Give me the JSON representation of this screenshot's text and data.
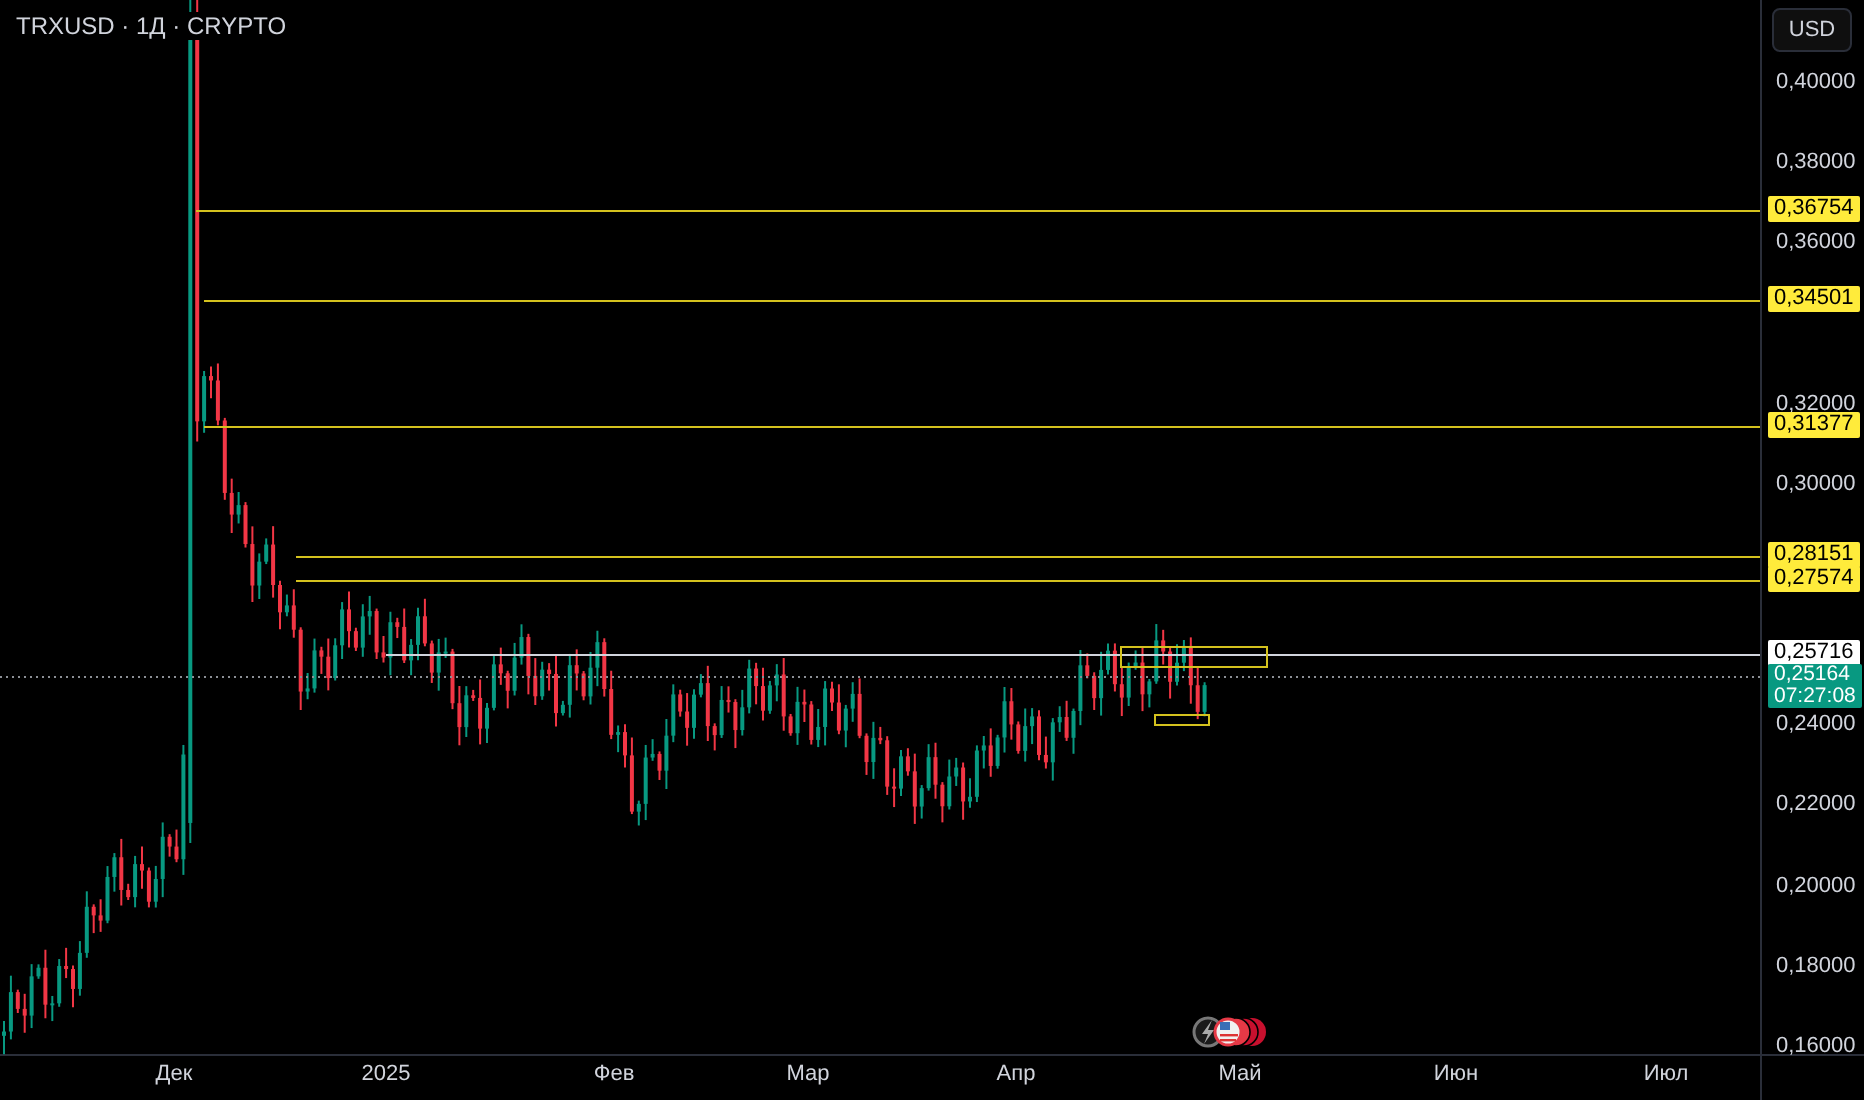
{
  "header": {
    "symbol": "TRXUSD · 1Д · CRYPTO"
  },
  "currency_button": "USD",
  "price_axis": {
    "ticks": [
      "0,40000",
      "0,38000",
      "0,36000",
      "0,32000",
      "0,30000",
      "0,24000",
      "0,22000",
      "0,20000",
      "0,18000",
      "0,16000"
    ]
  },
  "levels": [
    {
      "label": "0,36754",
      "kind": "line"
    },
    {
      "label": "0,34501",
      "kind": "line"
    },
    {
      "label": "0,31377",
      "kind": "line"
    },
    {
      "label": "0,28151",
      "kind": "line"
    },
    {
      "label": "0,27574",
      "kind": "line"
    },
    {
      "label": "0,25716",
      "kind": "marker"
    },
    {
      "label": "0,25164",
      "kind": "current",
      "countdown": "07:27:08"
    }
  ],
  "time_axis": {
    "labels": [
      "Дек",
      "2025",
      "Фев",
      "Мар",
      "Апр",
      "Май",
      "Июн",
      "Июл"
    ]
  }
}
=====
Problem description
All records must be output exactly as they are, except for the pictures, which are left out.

Task result
Give me the JSON representation of this screenshot's text and data.
{
  "header": {
    "symbol": "TRXUSD · 1Д · CRYPTO"
  },
  "currency_button": "USD",
  "price_axis": {
    "ticks": [
      "0,40000",
      "0,38000",
      "0,36000",
      "0,32000",
      "0,30000",
      "0,24000",
      "0,22000",
      "0,20000",
      "0,18000",
      "0,16000"
    ]
  },
  "levels": [
    {
      "label": "0,36754",
      "kind": "line"
    },
    {
      "label": "0,34501",
      "kind": "line"
    },
    {
      "label": "0,31377",
      "kind": "line"
    },
    {
      "label": "0,28151",
      "kind": "line"
    },
    {
      "label": "0,27574",
      "kind": "line"
    },
    {
      "label": "0,25716",
      "kind": "marker"
    },
    {
      "label": "0,25164",
      "kind": "current",
      "countdown": "07:27:08"
    }
  ],
  "time_axis": {
    "labels": [
      "Дек",
      "2025",
      "Фев",
      "Мар",
      "Апр",
      "Май",
      "Июн",
      "Июл"
    ]
  }
}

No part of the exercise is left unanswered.